- Dan Evans, WAM

Hyde Park Hotel, Friday 5th May, 2002

If you add pale blue, tight denim jeans and jacket, baseball cap you'll get the singer from the M16's. This band is pulling more crowds everytime I see them. They ARE the loudest band I have ever heard. As for the usual question I hear sometimes before they play: `M16's - are they good?' - `Yeah, but Fucking Loud'. These guys are fast becoming one of my favourites.

- Lindsay Coyne, WAM

The Amplifier Bar, Saturday Jan 5th, 2002 supporting Fourstroke

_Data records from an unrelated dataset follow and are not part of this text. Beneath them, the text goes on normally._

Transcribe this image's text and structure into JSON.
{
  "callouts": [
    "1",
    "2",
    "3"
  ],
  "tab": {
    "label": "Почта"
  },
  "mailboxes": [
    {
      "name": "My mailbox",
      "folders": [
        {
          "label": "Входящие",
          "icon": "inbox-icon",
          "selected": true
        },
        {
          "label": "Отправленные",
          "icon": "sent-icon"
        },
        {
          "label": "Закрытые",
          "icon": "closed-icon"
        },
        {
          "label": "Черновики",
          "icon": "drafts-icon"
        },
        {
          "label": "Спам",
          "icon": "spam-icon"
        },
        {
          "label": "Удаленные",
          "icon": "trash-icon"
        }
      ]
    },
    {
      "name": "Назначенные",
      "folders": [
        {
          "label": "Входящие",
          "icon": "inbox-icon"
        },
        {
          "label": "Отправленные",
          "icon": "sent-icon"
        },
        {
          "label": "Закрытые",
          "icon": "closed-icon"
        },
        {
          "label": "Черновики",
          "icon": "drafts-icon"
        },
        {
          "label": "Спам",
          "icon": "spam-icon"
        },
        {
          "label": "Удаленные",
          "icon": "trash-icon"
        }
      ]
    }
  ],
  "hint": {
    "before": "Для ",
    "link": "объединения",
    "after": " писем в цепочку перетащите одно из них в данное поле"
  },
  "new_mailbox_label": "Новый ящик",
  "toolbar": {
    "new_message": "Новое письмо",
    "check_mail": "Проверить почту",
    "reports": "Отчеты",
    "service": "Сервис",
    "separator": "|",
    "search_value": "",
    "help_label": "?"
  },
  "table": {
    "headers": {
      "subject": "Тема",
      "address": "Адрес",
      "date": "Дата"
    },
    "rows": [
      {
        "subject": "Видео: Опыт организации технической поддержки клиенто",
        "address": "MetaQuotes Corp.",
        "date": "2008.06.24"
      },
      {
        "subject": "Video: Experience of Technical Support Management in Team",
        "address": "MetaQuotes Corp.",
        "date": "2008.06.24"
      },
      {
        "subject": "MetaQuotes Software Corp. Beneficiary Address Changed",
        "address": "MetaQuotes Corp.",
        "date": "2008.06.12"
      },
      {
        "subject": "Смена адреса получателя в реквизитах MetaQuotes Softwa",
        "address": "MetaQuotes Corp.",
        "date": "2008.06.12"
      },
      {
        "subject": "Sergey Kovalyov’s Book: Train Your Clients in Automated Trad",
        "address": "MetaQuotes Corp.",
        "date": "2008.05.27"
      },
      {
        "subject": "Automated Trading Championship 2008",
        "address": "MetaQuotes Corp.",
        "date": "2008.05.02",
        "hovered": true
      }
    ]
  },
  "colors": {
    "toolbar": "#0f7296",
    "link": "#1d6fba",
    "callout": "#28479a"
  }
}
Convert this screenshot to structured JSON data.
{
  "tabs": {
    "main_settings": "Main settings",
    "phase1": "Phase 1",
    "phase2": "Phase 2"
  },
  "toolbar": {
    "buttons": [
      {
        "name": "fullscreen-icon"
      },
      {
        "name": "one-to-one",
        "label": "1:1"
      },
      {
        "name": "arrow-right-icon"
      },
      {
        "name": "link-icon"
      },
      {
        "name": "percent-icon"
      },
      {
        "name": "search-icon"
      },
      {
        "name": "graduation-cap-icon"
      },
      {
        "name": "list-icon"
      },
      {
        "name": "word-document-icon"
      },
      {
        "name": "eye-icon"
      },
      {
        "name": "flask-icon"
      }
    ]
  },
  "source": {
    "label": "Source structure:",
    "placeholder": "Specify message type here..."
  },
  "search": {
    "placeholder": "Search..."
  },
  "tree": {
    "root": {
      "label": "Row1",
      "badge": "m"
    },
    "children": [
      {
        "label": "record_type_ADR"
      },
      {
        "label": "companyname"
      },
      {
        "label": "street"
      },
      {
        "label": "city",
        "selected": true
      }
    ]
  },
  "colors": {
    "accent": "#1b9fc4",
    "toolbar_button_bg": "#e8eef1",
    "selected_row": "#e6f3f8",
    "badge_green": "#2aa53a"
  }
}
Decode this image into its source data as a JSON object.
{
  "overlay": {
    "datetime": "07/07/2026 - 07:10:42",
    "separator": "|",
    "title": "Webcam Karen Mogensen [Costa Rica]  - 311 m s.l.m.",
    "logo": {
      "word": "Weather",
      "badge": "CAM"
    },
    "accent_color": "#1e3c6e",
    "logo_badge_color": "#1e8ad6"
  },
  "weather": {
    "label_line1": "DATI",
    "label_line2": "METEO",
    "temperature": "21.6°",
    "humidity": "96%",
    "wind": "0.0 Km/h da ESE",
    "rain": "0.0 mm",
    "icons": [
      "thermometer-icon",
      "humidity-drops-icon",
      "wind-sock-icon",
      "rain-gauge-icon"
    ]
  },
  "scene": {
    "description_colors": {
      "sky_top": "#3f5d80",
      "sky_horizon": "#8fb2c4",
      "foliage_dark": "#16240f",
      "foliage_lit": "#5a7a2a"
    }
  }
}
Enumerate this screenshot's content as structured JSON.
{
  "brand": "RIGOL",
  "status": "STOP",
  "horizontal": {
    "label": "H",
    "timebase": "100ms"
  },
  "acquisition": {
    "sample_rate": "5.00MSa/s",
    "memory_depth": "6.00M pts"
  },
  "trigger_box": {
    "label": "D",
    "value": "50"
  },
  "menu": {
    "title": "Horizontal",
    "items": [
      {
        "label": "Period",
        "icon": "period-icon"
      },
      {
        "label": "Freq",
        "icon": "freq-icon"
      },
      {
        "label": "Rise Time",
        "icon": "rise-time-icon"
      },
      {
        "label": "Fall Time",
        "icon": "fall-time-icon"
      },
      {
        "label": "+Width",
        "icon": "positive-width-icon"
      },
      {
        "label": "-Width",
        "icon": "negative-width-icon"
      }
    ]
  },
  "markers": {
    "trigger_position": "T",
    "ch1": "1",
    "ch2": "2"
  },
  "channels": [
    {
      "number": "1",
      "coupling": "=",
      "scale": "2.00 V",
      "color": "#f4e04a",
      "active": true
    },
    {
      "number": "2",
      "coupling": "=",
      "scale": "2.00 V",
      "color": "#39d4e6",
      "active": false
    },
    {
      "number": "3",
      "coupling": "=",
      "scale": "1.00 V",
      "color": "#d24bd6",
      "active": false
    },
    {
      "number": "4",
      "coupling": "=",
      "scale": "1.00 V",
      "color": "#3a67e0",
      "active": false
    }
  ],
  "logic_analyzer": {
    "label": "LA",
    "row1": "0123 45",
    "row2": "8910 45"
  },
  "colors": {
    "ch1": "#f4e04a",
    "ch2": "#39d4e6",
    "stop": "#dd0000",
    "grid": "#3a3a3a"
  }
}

When one quad box just isn't enough, why not get two and try and level the place? That is what the M-16s nearly did as they blasted out their own inbred brand of bonnet surfing blues. Try to picture Angus Young joining the Stooges and you're getting close to a throwaway description, but in the end these guys are something else. Upfront and aggressive, their sound doesn't pretend to be anything other than classic fire in yer belly rock and roll, but these lads have enough brazen tricks and instinct up their sleeves to keep it interesting.

- Scott Woodside, Xpress Magazine